The Criminalization of Poverty

By Rev. Nikia Smith Robert, Ph.D.

The pervasiveness of carcerality dovetails with racial, gendered, and economic inequities. According to “The Status of Black Women in the United States” report, Black women have higher poverty rates than women and men from any other ethnic group except for Native American women. The U.S. Department of Labor reports that Black women have the highest labor force participation and Black mothers’ rate is higher than other moms. Though overworked by essential jobs, Black women are grossly underpaid, earning only 63 cents to the dollar compared to white men with the same educational attainment levels. Amid these dismal realities, eighty percent of Black women have the unique burden of navigating carcerality and inequities while serving as the sole providers and breadwinners for their families.

Furthermore, Black women are underrepresented at every level of federal and state governments despite having the highest voting rates in the past two presidential elections and arguably single handedly saving our democracy. Against utter desperation and dismal realities caused by racial, gender, and class inequities, poor Black mothers find themselves caught between the proverbial rock and a hard place, forced to make an unlawful way out of no way in carceral wildernesses without support from their families, communities, churches, or adequate social safety nets.

According to the Former United States Attorney General, Loretta Lynch, “Put simply, we know that when we incarcerate a woman we often are truly incarcerating a family, in terms of the far reaching effect on her children, her community, and her entire family network.” Thus, the cumulative harms of incarcerating mothers and criminalizing poverty is far-sweeping and often outweighs the crime in the first place.
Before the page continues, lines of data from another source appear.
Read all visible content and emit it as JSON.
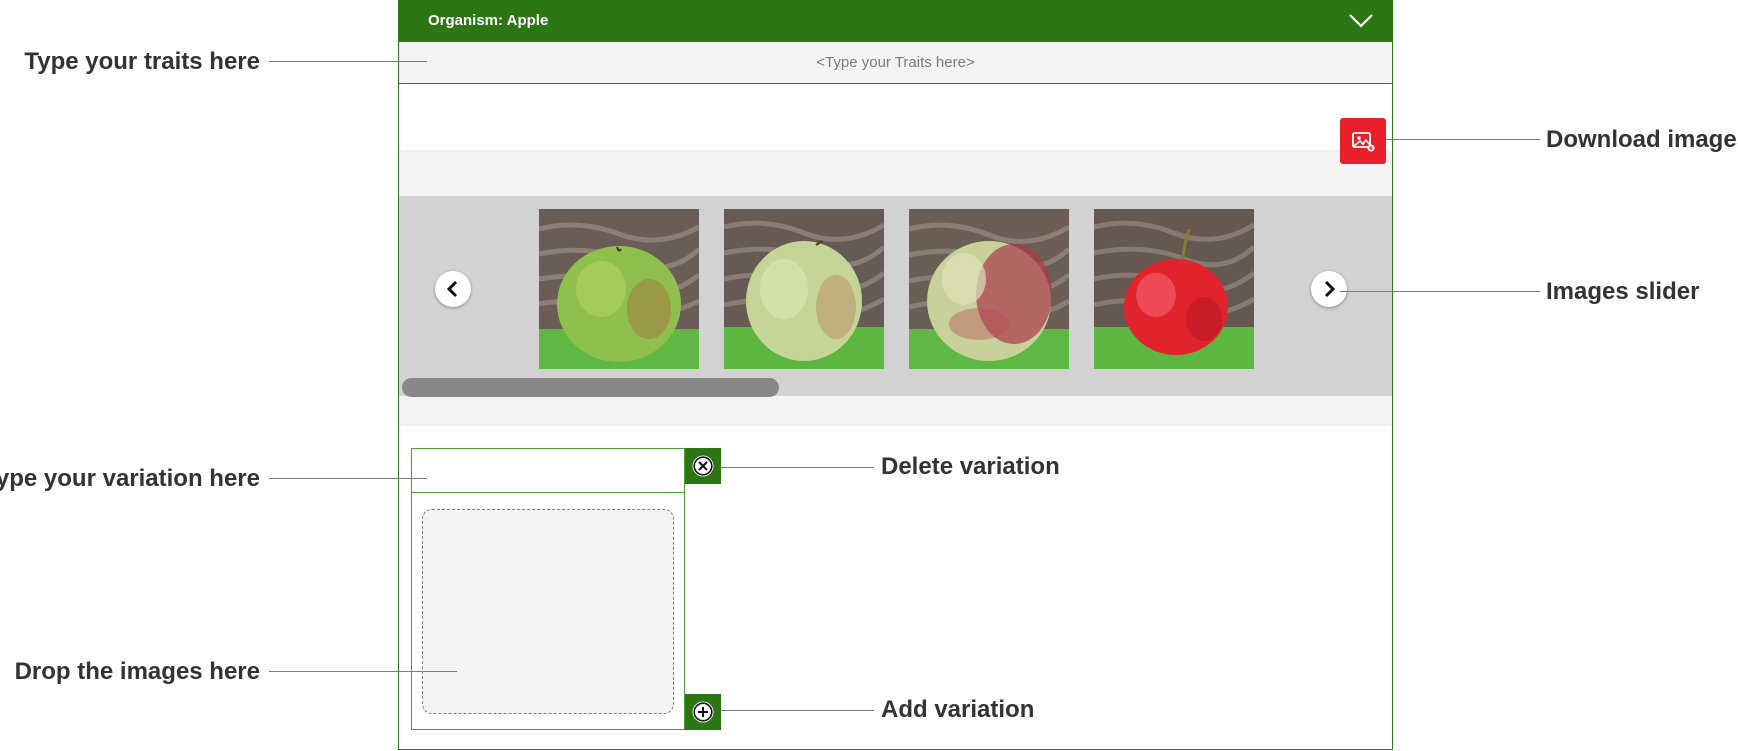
{
  "panel": {
    "header_title": "Organism: Apple",
    "traits_placeholder": "<Type your Traits here>",
    "colors": {
      "header": "#2d7614",
      "download": "#e8202a",
      "border": "#2d7a1f"
    }
  },
  "slider": {
    "images": [
      {
        "alt": "Green apple with red streaks"
      },
      {
        "alt": "Pale green apple"
      },
      {
        "alt": "Green and red apple"
      },
      {
        "alt": "Red apple with stem"
      }
    ],
    "scroll_position": 0.0
  },
  "variation": {
    "input_value": "",
    "dropzone_label": ""
  },
  "annotations": {
    "traits": "Type your traits here",
    "variation": "Type your variation here",
    "drop": "Drop the images here",
    "download": "Download images",
    "slider": "Images slider",
    "delete": "Delete variation",
    "add": "Add variation"
  },
  "icons": {
    "header_toggle": "chevron-down-icon",
    "download": "image-download-icon",
    "prev": "chevron-left-icon",
    "next": "chevron-right-icon",
    "delete": "close-circle-icon",
    "add": "plus-circle-icon"
  }
}
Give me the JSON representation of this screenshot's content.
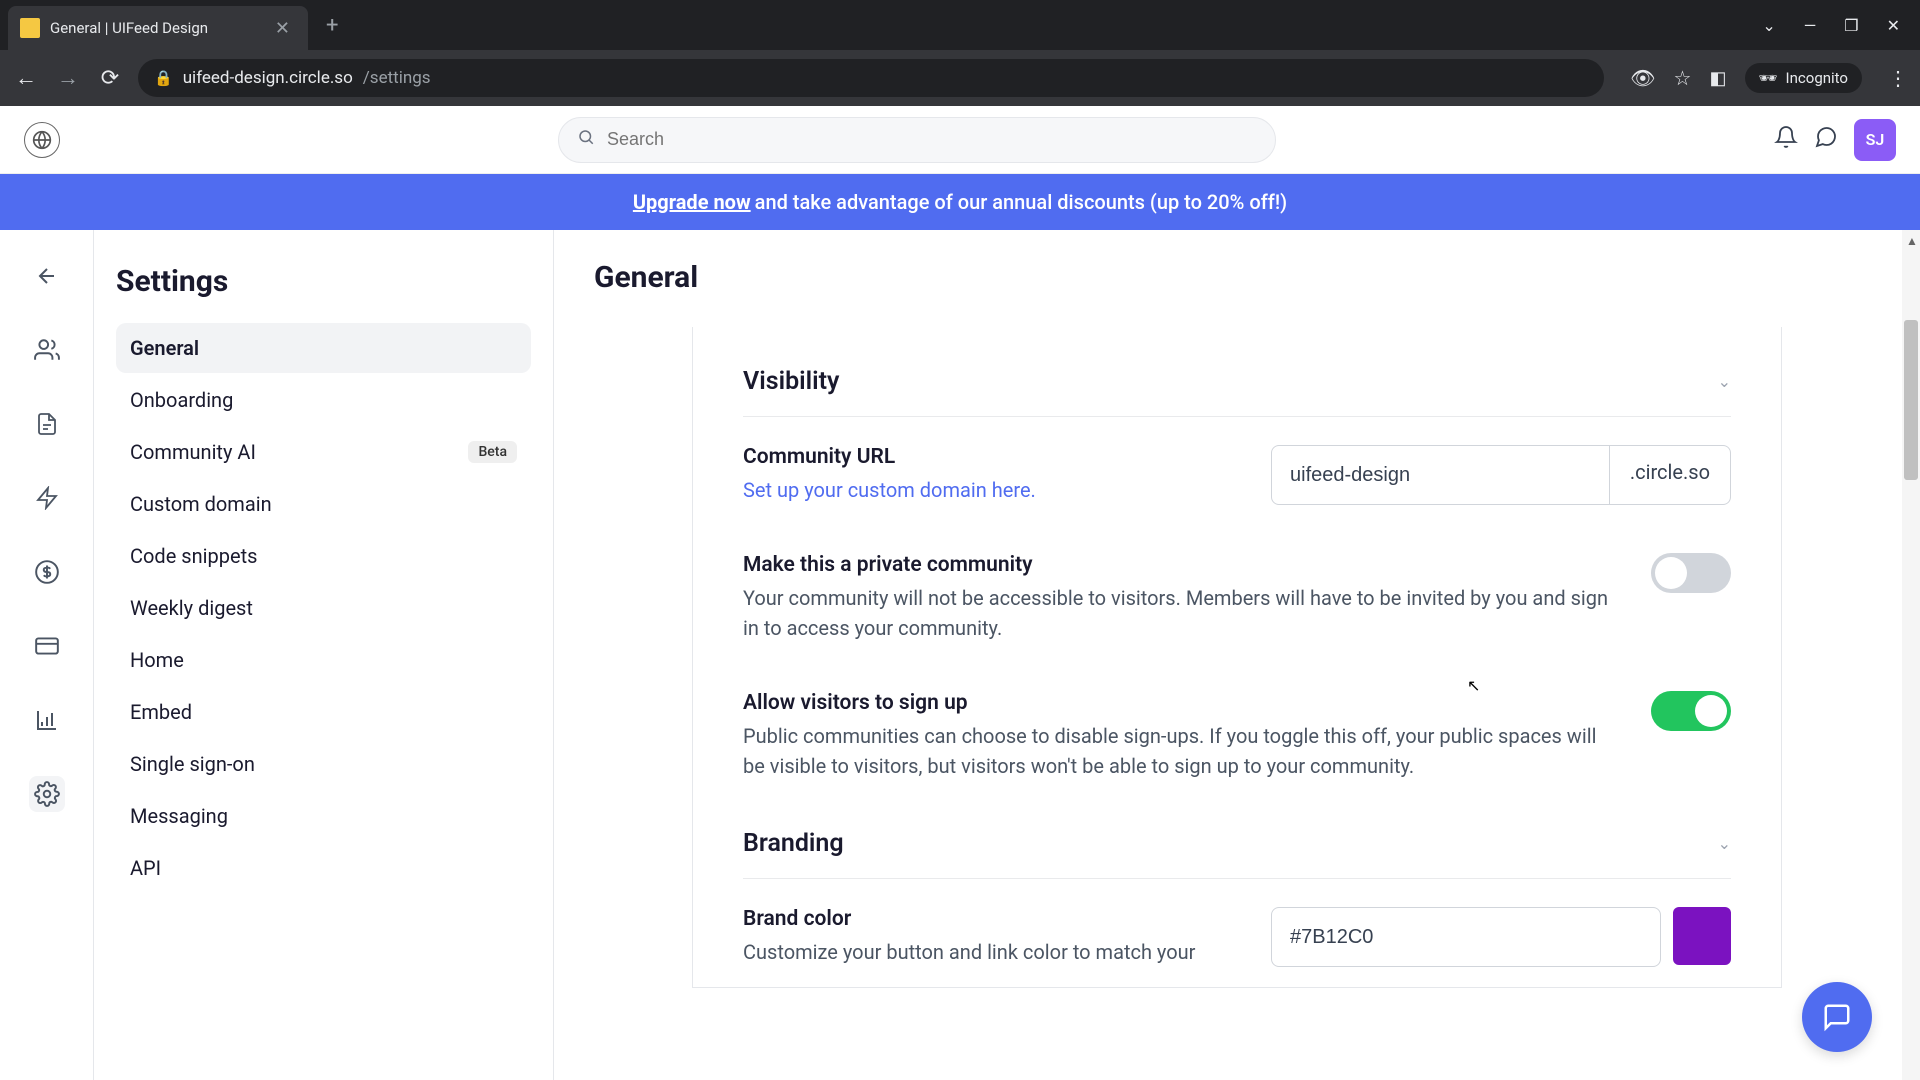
{
  "browser": {
    "tab_title": "General | UIFeed Design",
    "url_host": "uifeed-design.circle.so",
    "url_path": "/settings",
    "incognito_label": "Incognito"
  },
  "header": {
    "search_placeholder": "Search",
    "avatar_initials": "SJ"
  },
  "banner": {
    "link": "Upgrade now",
    "text": " and take advantage of our annual discounts (up to 20% off!)"
  },
  "sidebar": {
    "title": "Settings",
    "items": [
      {
        "label": "General",
        "active": true
      },
      {
        "label": "Onboarding"
      },
      {
        "label": "Community AI",
        "badge": "Beta"
      },
      {
        "label": "Custom domain"
      },
      {
        "label": "Code snippets"
      },
      {
        "label": "Weekly digest"
      },
      {
        "label": "Home"
      },
      {
        "label": "Embed"
      },
      {
        "label": "Single sign-on"
      },
      {
        "label": "Messaging"
      },
      {
        "label": "API"
      }
    ]
  },
  "page": {
    "title": "General",
    "visibility": {
      "heading": "Visibility",
      "url_label": "Community URL",
      "url_hint": "Set up your custom domain here.",
      "url_value": "uifeed-design",
      "url_suffix": ".circle.so",
      "private_label": "Make this a private community",
      "private_desc": "Your community will not be accessible to visitors. Members will have to be invited by you and sign in to access your community.",
      "private_on": false,
      "signup_label": "Allow visitors to sign up",
      "signup_desc": "Public communities can choose to disable sign-ups. If you toggle this off, your public spaces will be visible to visitors, but visitors won't be able to sign up to your community.",
      "signup_on": true
    },
    "branding": {
      "heading": "Branding",
      "color_label": "Brand color",
      "color_desc": "Customize your button and link color to match your",
      "color_value": "#7B12C0"
    }
  }
}
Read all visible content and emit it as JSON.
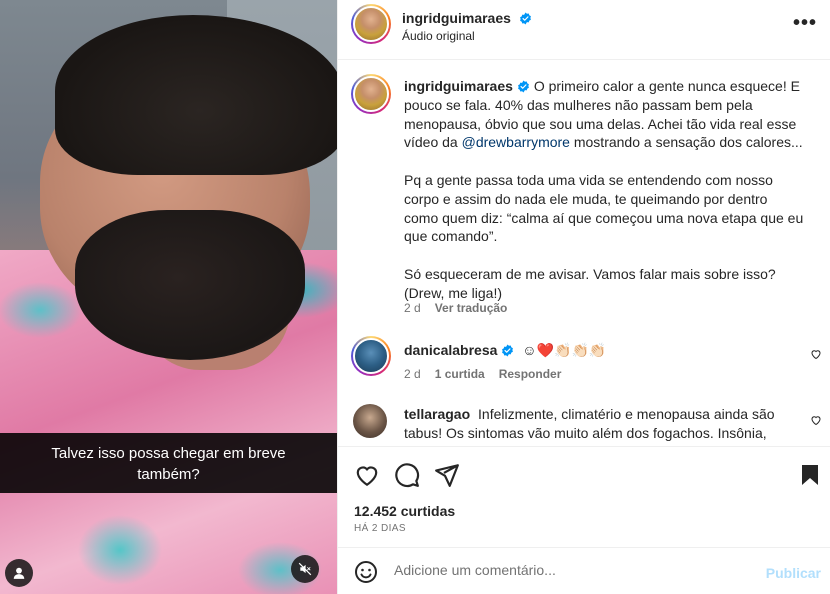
{
  "video": {
    "caption_line1": "Talvez isso possa chegar em breve",
    "caption_line2": "também?",
    "user_icon": "user-icon",
    "mute_icon": "speaker-muted-icon"
  },
  "header": {
    "username": "ingridguimaraes",
    "audio": "Áudio original",
    "more": "•••"
  },
  "post": {
    "username": "ingridguimaraes",
    "p1_a": "O primeiro calor a gente nunca esquece! E pouco se fala. 40% das mulheres não passam bem pela menopausa, óbvio que sou uma delas. Achei tão vida real esse vídeo da ",
    "mention": "@drewbarrymore",
    "p1_b": " mostrando a sensação dos calores...",
    "p2": "Pq a gente passa toda uma vida se entendendo com nosso corpo e assim do nada ele muda, te queimando por dentro como quem diz: “calma aí que começou uma nova etapa que eu que comando”.",
    "p3": "Só esqueceram de me avisar. Vamos falar mais sobre isso? (Drew, me liga!)",
    "time": "2 d",
    "translate": "Ver tradução"
  },
  "comments": [
    {
      "username": "danicalabresa",
      "text": "☺❤️👏🏻👏🏻👏🏻",
      "time": "2 d",
      "likes": "1 curtida",
      "reply": "Responder"
    },
    {
      "username": "tellaragao",
      "text": "Infelizmente, climatério e menopausa ainda são tabus! Os sintomas vão muito além dos fogachos. Insônia,"
    }
  ],
  "actions": {
    "likes": "12.452 curtidas",
    "date": "HÁ 2 DIAS"
  },
  "composer": {
    "placeholder": "Adicione um comentário...",
    "post": "Publicar"
  },
  "colors": {
    "accent": "#0095f6",
    "post_disabled": "#b2dffc",
    "verified": "#0095f6",
    "like_red": "#ed4956"
  }
}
Instead of criminalizing the survival strategies of Black mothers and blaming the poor for their misfortune, society must hold accountable the structural injustices that create economic disparities that make it nearly impossible for Black women to survive and thrive.

Punishing the poor has theological connections. Assigning religious meaning to work and moral worth is grounded in the reformer John Calvin’s conceptualization of the protestant work ethic. Society condemns poor individuals as blameworthy for not working hard enough to merit God’s abundance, and the wealthy are rewarded as God’s favored. traced to governmental responses that are corrective and retributive. To fix the poor’s perceived immorality the government uses several strategies including making life uncomfortable, providing inadequate relief, diminishing the legal status of the poor, and “[using] supervision and control in which the poor must endure whatever conditions and demands for behavior that are imposed on them by the wealthier members of society who use government regulations to impose their worldviews on the poor.”[2]

According to womanist ethicist, emilie townes, public policies impact welfare reform by emphasizing personal responsibility to target poor Black mothers. Townes argues, “Public policies reflect the working out of our national value judgements. The moralization of poverty in the age of empire is a gruesome and death-dealing pageant for low-income and poor women, men, and children. The poor in the U.S. culture and society are often ignored, rendered faceless, labeled underserving, considered an eyesore, their own worst enemy, or simply down on their luck.”[3] The Welfare Queen instantiates the ways in which these negative perceptions of poverty as sinful or a social aberration is the fault of the individual for their laziness and avoidance of work. Townes observes, “the current welfare policy of the United States often lifts up the Black Matriarch as the poster child for its demonization of poor women, children and men. Poverty is the problem of those who endure it, rather than socioeconomic system structured to insure inequality while touting its openness to all—we must simply work harder to reap the benefits that are there for the taking.”[4]

Abolition requires a narrative change. Disparaging stereotypes and societal blame can no longer undermine the humanity of poor people and socially constructed deviant populations. Black women are not responsible for their impoverishment. Society must be held accountable. Poverty points to the gross injustices of racial capitalism and structural inequities. Prisons do not solve these social problems. Rather, they proliferate and perpetuate these injustices. A reallocation of funding using a community budgeting approach ensures that the people who need resources receive interventions and not punishment. The criminalization of poverty is profitable, but it benefits white dominant society and steals the assets that underserved communities need to survive and flourish. It is immoral to fund cages and not create communities of care. Moreover, it is evil to use religion to blame the poor and justify punishing them for their misfortune. Abolition theology changes the narrative and redresses harmful theologies by prioritizing a social gospel where Jesus calls the poor blessed, feeds the hungry, drink to the thirsty, clothing to the naked, and shelter to the houseless. Abolition theology, in the tradition of a liberative Christian witness, requires us to overturn oppressive structures and rebuild a new system where the last become first. Abolitionist theology promotes a radical re-ordering of social hierarchy by giving preferential option to the poor and believing in God is on the side of the oppressed.

The Status of Black Women